BEGIN
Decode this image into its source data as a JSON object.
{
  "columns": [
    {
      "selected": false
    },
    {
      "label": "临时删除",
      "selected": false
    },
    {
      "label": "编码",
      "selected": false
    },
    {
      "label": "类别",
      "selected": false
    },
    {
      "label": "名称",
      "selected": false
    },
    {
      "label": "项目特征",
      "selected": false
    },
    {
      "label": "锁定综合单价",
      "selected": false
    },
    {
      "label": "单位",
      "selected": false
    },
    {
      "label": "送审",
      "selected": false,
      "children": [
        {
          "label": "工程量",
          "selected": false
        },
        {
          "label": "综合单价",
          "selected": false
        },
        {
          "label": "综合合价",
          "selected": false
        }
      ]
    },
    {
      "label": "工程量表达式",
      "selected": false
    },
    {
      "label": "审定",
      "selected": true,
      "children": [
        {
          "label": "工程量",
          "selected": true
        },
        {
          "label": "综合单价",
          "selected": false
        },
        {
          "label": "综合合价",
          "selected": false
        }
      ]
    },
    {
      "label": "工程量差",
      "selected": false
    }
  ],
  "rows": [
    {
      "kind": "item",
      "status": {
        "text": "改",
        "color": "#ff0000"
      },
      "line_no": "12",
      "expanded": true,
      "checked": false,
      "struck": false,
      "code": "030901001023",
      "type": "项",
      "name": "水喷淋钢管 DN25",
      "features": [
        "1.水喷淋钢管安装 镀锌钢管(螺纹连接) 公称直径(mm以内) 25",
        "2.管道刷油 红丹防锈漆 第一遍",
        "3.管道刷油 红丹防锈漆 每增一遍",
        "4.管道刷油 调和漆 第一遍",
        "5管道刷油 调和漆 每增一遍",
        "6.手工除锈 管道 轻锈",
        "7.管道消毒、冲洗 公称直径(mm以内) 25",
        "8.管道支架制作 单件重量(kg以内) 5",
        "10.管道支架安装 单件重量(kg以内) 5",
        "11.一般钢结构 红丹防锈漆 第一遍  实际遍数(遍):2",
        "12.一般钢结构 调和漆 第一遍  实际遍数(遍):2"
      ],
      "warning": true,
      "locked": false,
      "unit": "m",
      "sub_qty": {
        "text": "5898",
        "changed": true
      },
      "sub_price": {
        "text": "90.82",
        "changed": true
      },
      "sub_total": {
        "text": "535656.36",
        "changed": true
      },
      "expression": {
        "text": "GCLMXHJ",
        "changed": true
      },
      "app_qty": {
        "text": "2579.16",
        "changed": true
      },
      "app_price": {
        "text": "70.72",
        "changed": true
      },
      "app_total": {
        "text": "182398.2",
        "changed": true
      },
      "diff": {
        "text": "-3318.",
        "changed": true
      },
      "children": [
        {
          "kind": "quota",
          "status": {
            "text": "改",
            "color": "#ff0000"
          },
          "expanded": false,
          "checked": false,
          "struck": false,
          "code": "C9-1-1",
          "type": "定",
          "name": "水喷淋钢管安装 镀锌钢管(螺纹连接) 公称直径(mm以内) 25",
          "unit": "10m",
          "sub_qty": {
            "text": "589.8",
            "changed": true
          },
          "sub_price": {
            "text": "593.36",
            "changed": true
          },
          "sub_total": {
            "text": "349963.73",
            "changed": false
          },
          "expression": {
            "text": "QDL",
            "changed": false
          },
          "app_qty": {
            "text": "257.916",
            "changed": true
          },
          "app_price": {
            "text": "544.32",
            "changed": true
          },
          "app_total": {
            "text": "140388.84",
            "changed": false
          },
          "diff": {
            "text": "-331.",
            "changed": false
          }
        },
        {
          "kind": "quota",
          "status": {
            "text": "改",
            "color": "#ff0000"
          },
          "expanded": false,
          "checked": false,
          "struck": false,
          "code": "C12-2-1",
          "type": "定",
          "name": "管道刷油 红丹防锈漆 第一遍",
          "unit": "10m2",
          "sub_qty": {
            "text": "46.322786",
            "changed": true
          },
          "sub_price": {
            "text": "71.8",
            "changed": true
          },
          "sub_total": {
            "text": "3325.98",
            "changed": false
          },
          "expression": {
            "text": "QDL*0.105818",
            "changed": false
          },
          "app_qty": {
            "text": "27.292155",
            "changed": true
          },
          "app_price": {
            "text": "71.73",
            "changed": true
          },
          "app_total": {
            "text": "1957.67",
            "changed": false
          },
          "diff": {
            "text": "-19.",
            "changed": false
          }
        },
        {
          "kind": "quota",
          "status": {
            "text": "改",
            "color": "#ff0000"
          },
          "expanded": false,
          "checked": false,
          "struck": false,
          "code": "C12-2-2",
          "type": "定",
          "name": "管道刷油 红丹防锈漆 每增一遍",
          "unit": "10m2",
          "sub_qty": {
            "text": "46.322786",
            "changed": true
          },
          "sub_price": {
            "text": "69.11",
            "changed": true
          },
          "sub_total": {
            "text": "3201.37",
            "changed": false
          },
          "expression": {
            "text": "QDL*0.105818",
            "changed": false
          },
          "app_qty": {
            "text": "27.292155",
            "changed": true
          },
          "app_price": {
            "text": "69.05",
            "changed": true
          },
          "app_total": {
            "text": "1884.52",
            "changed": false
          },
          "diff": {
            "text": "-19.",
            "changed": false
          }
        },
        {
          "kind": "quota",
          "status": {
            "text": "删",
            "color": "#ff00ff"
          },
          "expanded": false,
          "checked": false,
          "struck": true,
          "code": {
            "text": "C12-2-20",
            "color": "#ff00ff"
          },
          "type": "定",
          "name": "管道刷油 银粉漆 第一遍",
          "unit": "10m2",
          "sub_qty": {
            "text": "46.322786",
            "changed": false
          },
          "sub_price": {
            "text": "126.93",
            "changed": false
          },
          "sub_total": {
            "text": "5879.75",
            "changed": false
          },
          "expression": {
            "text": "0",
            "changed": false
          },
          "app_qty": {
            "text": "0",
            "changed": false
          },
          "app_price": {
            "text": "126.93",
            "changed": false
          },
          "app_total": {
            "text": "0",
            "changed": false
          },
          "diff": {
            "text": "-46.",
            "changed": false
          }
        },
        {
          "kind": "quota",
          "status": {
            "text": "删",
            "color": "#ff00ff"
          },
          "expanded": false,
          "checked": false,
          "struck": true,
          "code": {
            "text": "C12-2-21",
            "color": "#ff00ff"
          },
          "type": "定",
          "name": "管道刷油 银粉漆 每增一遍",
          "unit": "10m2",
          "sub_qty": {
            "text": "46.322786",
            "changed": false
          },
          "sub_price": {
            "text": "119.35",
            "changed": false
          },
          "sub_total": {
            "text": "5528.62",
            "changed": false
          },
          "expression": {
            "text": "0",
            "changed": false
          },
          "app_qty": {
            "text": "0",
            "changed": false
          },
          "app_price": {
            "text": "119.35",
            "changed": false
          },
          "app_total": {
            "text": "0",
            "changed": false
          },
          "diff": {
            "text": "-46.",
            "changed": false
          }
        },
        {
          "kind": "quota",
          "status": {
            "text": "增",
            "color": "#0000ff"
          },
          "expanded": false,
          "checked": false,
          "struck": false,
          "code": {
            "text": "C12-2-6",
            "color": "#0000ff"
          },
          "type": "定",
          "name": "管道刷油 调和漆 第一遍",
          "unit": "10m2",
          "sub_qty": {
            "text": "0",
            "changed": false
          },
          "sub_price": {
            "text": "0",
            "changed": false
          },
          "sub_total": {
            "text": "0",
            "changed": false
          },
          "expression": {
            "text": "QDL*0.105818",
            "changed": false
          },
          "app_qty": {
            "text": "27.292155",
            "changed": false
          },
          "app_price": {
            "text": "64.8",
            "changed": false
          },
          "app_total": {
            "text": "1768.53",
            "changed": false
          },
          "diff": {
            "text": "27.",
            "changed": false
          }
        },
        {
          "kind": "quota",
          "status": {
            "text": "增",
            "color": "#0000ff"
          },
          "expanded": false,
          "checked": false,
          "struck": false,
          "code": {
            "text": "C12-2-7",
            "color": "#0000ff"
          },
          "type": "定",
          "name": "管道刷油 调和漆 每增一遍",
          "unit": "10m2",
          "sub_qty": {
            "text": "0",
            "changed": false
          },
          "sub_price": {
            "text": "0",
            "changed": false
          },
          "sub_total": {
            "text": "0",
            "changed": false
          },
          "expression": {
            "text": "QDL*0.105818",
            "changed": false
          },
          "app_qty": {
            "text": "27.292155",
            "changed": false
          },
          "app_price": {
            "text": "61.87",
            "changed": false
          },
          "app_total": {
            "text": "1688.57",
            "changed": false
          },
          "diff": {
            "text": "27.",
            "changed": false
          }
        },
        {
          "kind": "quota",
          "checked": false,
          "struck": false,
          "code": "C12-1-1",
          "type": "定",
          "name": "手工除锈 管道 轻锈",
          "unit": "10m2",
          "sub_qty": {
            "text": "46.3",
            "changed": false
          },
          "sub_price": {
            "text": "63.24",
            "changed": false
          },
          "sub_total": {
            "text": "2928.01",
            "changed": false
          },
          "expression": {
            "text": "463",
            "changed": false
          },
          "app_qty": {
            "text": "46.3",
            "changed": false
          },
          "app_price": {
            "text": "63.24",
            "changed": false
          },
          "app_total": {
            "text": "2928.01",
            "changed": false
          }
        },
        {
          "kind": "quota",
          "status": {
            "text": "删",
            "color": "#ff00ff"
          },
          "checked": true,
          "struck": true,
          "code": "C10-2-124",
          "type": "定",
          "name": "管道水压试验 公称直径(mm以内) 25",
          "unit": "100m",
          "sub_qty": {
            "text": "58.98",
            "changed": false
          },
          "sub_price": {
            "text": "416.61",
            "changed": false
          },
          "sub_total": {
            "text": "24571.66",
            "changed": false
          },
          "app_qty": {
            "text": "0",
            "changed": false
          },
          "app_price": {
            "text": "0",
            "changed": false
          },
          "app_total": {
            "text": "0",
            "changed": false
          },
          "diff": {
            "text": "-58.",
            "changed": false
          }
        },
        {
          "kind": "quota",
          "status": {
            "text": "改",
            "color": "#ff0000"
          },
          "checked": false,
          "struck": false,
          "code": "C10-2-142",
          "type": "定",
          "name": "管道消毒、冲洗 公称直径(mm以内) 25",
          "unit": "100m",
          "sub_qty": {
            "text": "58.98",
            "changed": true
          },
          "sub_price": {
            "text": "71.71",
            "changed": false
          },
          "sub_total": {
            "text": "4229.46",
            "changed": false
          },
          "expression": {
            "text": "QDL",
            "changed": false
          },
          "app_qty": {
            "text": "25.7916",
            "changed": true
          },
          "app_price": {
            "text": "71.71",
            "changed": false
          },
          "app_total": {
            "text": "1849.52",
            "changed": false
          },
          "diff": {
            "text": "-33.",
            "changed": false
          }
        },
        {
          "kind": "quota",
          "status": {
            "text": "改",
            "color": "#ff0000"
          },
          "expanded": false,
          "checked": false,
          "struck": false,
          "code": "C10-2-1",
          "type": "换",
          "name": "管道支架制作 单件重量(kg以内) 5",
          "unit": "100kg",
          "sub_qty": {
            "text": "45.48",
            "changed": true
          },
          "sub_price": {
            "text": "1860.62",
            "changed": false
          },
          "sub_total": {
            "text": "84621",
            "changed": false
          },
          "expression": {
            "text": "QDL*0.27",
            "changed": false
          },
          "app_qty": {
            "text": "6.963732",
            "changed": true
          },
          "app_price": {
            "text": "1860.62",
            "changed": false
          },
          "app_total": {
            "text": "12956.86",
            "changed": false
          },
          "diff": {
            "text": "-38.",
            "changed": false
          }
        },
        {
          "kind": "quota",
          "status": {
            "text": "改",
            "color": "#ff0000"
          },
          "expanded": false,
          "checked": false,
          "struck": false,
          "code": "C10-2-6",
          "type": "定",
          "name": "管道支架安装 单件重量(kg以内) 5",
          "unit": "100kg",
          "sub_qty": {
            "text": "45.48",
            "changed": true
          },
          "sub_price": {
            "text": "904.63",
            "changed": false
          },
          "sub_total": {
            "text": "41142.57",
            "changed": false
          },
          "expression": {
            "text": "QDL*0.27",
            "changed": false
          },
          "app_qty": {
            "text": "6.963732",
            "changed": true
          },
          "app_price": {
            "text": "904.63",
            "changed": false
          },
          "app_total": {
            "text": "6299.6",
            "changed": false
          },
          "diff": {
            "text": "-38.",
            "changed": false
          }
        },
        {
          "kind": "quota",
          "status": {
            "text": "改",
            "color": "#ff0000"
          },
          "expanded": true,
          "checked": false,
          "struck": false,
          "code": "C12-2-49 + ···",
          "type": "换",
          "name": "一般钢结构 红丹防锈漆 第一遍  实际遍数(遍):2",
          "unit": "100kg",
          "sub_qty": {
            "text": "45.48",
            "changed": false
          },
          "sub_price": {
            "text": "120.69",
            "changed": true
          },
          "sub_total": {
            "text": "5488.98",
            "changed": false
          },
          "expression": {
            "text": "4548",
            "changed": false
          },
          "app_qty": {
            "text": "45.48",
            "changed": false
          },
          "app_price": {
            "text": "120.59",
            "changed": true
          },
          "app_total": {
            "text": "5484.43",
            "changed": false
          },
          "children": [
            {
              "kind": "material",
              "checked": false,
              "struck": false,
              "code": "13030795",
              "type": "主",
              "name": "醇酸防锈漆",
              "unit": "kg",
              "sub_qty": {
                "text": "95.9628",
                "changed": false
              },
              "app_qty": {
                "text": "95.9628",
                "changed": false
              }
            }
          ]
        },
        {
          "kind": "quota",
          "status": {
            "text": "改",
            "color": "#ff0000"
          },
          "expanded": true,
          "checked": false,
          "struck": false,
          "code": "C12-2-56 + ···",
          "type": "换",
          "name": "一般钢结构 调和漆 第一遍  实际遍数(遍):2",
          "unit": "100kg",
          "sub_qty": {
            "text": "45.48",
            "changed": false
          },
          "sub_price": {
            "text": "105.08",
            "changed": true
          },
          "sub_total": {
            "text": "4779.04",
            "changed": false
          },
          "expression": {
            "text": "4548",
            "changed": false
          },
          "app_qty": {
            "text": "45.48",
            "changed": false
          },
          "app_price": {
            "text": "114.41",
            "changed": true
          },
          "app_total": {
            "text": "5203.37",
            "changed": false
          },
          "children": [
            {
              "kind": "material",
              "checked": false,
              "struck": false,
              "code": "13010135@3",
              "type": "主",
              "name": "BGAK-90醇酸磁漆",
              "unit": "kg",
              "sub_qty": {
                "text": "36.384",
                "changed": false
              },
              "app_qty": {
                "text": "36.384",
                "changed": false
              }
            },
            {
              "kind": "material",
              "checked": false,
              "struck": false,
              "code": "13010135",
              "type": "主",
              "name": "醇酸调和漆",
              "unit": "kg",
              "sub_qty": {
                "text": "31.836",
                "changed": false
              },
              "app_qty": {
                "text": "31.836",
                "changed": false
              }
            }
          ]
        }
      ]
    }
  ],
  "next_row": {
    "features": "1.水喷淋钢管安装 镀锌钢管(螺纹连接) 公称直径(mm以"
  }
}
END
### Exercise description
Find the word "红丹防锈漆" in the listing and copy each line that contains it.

### Answer box
        "2.管道刷油 红丹防锈漆 第一遍",
        "3.管道刷油 红丹防锈漆 每增一遍",
        "11.一般钢结构 红丹防锈漆 第一遍  实际遍数(遍):2",
          "name": "管道刷油 红丹防锈漆 第一遍",
          "name": "管道刷油 红丹防锈漆 每增一遍",
          "name": "一般钢结构 红丹防锈漆 第一遍  实际遍数(遍):2",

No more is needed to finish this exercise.